- Task
All entries that follow are to be printed exactly as written.

○ ○ ○

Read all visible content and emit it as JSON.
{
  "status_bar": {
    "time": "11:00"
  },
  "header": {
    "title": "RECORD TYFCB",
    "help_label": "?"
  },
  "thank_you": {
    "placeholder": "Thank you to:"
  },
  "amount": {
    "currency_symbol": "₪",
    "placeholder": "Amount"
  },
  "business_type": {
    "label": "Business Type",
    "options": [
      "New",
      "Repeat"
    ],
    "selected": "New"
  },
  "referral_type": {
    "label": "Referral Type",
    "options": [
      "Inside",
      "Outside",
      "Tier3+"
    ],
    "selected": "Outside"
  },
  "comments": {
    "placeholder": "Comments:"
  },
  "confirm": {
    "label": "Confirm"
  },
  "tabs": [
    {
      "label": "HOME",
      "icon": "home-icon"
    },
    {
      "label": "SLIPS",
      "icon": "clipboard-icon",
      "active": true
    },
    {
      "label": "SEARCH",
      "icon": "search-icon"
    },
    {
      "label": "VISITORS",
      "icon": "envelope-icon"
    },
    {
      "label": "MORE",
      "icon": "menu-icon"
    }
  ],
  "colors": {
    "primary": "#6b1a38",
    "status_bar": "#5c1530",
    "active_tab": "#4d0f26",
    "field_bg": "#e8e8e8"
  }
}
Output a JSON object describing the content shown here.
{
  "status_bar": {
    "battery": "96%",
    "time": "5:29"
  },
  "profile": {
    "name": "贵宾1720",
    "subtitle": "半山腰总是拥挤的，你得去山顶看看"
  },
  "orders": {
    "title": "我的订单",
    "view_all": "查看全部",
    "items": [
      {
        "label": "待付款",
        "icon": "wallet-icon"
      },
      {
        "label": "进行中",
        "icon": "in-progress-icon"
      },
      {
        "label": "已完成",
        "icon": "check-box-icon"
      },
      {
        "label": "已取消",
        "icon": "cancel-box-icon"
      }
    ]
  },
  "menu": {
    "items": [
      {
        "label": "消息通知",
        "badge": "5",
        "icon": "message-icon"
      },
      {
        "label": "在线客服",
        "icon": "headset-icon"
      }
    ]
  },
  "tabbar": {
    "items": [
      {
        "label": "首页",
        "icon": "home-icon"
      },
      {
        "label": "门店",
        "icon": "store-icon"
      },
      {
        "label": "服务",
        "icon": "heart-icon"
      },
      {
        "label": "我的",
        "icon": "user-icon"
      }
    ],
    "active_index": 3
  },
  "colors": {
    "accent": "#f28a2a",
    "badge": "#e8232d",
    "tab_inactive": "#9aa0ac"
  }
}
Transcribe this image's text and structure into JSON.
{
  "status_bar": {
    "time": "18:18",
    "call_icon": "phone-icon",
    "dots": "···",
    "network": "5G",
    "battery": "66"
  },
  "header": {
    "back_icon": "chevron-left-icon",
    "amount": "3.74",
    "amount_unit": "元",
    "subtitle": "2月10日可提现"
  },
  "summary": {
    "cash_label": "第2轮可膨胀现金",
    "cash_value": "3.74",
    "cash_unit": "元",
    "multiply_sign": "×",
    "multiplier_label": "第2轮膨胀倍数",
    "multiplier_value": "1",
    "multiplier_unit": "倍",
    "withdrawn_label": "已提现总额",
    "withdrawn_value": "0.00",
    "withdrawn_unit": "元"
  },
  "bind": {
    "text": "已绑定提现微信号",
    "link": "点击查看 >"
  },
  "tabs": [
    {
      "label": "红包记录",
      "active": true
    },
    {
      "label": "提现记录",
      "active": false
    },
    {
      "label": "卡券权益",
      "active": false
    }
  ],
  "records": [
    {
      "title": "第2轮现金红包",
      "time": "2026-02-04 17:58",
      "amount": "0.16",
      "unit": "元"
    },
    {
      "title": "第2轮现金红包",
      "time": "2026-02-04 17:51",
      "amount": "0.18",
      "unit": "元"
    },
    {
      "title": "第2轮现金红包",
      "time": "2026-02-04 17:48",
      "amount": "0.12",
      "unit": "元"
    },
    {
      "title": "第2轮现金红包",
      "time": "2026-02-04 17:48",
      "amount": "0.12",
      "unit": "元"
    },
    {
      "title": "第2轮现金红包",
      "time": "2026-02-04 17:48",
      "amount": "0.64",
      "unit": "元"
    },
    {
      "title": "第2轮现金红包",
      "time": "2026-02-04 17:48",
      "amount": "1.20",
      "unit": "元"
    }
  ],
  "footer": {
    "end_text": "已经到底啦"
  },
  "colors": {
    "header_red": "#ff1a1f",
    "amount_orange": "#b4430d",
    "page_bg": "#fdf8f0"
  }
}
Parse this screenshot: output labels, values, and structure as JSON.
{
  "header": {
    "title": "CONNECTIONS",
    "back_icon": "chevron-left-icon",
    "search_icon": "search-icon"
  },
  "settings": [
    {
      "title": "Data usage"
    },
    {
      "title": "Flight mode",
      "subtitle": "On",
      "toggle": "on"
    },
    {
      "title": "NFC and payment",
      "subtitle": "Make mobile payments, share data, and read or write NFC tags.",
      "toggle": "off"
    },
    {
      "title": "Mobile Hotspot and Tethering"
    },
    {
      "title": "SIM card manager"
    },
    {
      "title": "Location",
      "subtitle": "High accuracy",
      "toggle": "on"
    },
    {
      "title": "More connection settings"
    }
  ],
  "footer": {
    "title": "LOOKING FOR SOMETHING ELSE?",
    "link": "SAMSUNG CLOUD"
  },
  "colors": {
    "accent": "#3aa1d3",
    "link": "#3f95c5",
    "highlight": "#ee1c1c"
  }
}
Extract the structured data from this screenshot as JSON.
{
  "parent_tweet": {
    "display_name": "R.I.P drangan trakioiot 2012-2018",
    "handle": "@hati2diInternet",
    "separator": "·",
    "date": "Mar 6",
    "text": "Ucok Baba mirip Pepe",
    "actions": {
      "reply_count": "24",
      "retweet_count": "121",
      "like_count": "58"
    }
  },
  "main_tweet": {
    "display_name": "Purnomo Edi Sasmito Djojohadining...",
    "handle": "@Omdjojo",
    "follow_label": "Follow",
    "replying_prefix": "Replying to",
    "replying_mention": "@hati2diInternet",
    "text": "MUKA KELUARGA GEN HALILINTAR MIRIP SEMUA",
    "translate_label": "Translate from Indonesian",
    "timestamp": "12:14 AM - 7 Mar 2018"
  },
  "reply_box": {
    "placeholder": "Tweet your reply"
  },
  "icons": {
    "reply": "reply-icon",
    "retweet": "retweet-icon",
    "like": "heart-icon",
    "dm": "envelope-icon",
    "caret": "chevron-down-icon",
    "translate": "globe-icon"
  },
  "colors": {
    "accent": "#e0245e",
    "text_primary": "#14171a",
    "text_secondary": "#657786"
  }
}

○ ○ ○

- Exercise response
Read all visible content and emit it as JSON.
{
  "status_bar": {
    "time": "11:00"
  },
  "header": {
    "title": "RECORD TYFCB",
    "help_label": "?"
  },
  "thank_you": {
    "placeholder": "Thank you to:"
  },
  "amount": {
    "currency_symbol": "₪",
    "placeholder": "Amount"
  },
  "business_type": {
    "label": "Business Type",
    "options": [
      "New",
      "Repeat"
    ],
    "selected": "New"
  },
  "referral_type": {
    "label": "Referral Type",
    "options": [
      "Inside",
      "Outside",
      "Tier3+"
    ],
    "selected": "Outside"
  },
  "comments": {
    "placeholder": "Comments:"
  },
  "confirm": {
    "label": "Confirm"
  },
  "tabs": [
    {
      "label": "HOME",
      "icon": "home-icon"
    },
    {
      "label": "SLIPS",
      "icon": "clipboard-icon",
      "active": true
    },
    {
      "label": "SEARCH",
      "icon": "search-icon"
    },
    {
      "label": "VISITORS",
      "icon": "envelope-icon"
    },
    {
      "label": "MORE",
      "icon": "menu-icon"
    }
  ],
  "colors": {
    "primary": "#6b1a38",
    "status_bar": "#5c1530",
    "active_tab": "#4d0f26",
    "field_bg": "#e8e8e8"
  }
}
Output a JSON object describing the content shown here.
{
  "status_bar": {
    "battery": "96%",
    "time": "5:29"
  },
  "profile": {
    "name": "贵宾1720",
    "subtitle": "半山腰总是拥挤的，你得去山顶看看"
  },
  "orders": {
    "title": "我的订单",
    "view_all": "查看全部",
    "items": [
      {
        "label": "待付款",
        "icon": "wallet-icon"
      },
      {
        "label": "进行中",
        "icon": "in-progress-icon"
      },
      {
        "label": "已完成",
        "icon": "check-box-icon"
      },
      {
        "label": "已取消",
        "icon": "cancel-box-icon"
      }
    ]
  },
  "menu": {
    "items": [
      {
        "label": "消息通知",
        "badge": "5",
        "icon": "message-icon"
      },
      {
        "label": "在线客服",
        "icon": "headset-icon"
      }
    ]
  },
  "tabbar": {
    "items": [
      {
        "label": "首页",
        "icon": "home-icon"
      },
      {
        "label": "门店",
        "icon": "store-icon"
      },
      {
        "label": "服务",
        "icon": "heart-icon"
      },
      {
        "label": "我的",
        "icon": "user-icon"
      }
    ],
    "active_index": 3
  },
  "colors": {
    "accent": "#f28a2a",
    "badge": "#e8232d",
    "tab_inactive": "#9aa0ac"
  }
}
Transcribe this image's text and structure into JSON.
{
  "status_bar": {
    "time": "18:18",
    "call_icon": "phone-icon",
    "dots": "···",
    "network": "5G",
    "battery": "66"
  },
  "header": {
    "back_icon": "chevron-left-icon",
    "amount": "3.74",
    "amount_unit": "元",
    "subtitle": "2月10日可提现"
  },
  "summary": {
    "cash_label": "第2轮可膨胀现金",
    "cash_value": "3.74",
    "cash_unit": "元",
    "multiply_sign": "×",
    "multiplier_label": "第2轮膨胀倍数",
    "multiplier_value": "1",
    "multiplier_unit": "倍",
    "withdrawn_label": "已提现总额",
    "withdrawn_value": "0.00",
    "withdrawn_unit": "元"
  },
  "bind": {
    "text": "已绑定提现微信号",
    "link": "点击查看 >"
  },
  "tabs": [
    {
      "label": "红包记录",
      "active": true
    },
    {
      "label": "提现记录",
      "active": false
    },
    {
      "label": "卡券权益",
      "active": false
    }
  ],
  "records": [
    {
      "title": "第2轮现金红包",
      "time": "2026-02-04 17:58",
      "amount": "0.16",
      "unit": "元"
    },
    {
      "title": "第2轮现金红包",
      "time": "2026-02-04 17:51",
      "amount": "0.18",
      "unit": "元"
    },
    {
      "title": "第2轮现金红包",
      "time": "2026-02-04 17:48",
      "amount": "0.12",
      "unit": "元"
    },
    {
      "title": "第2轮现金红包",
      "time": "2026-02-04 17:48",
      "amount": "0.12",
      "unit": "元"
    },
    {
      "title": "第2轮现金红包",
      "time": "2026-02-04 17:48",
      "amount": "0.64",
      "unit": "元"
    },
    {
      "title": "第2轮现金红包",
      "time": "2026-02-04 17:48",
      "amount": "1.20",
      "unit": "元"
    }
  ],
  "footer": {
    "end_text": "已经到底啦"
  },
  "colors": {
    "header_red": "#ff1a1f",
    "amount_orange": "#b4430d",
    "page_bg": "#fdf8f0"
  }
}
Parse this screenshot: output labels, values, and structure as JSON.
{
  "header": {
    "title": "CONNECTIONS",
    "back_icon": "chevron-left-icon",
    "search_icon": "search-icon"
  },
  "settings": [
    {
      "title": "Data usage"
    },
    {
      "title": "Flight mode",
      "subtitle": "On",
      "toggle": "on"
    },
    {
      "title": "NFC and payment",
      "subtitle": "Make mobile payments, share data, and read or write NFC tags.",
      "toggle": "off"
    },
    {
      "title": "Mobile Hotspot and Tethering"
    },
    {
      "title": "SIM card manager"
    },
    {
      "title": "Location",
      "subtitle": "High accuracy",
      "toggle": "on"
    },
    {
      "title": "More connection settings"
    }
  ],
  "footer": {
    "title": "LOOKING FOR SOMETHING ELSE?",
    "link": "SAMSUNG CLOUD"
  },
  "colors": {
    "accent": "#3aa1d3",
    "link": "#3f95c5",
    "highlight": "#ee1c1c"
  }
}
Extract the structured data from this screenshot as JSON.
{
  "parent_tweet": {
    "display_name": "R.I.P drangan trakioiot 2012-2018",
    "handle": "@hati2diInternet",
    "separator": "·",
    "date": "Mar 6",
    "text": "Ucok Baba mirip Pepe",
    "actions": {
      "reply_count": "24",
      "retweet_count": "121",
      "like_count": "58"
    }
  },
  "main_tweet": {
    "display_name": "Purnomo Edi Sasmito Djojohadining...",
    "handle": "@Omdjojo",
    "follow_label": "Follow",
    "replying_prefix": "Replying to",
    "replying_mention": "@hati2diInternet",
    "text": "MUKA KELUARGA GEN HALILINTAR MIRIP SEMUA",
    "translate_label": "Translate from Indonesian",
    "timestamp": "12:14 AM - 7 Mar 2018"
  },
  "reply_box": {
    "placeholder": "Tweet your reply"
  },
  "icons": {
    "reply": "reply-icon",
    "retweet": "retweet-icon",
    "like": "heart-icon",
    "dm": "envelope-icon",
    "caret": "chevron-down-icon",
    "translate": "globe-icon"
  },
  "colors": {
    "accent": "#e0245e",
    "text_primary": "#14171a",
    "text_secondary": "#657786"
  }
}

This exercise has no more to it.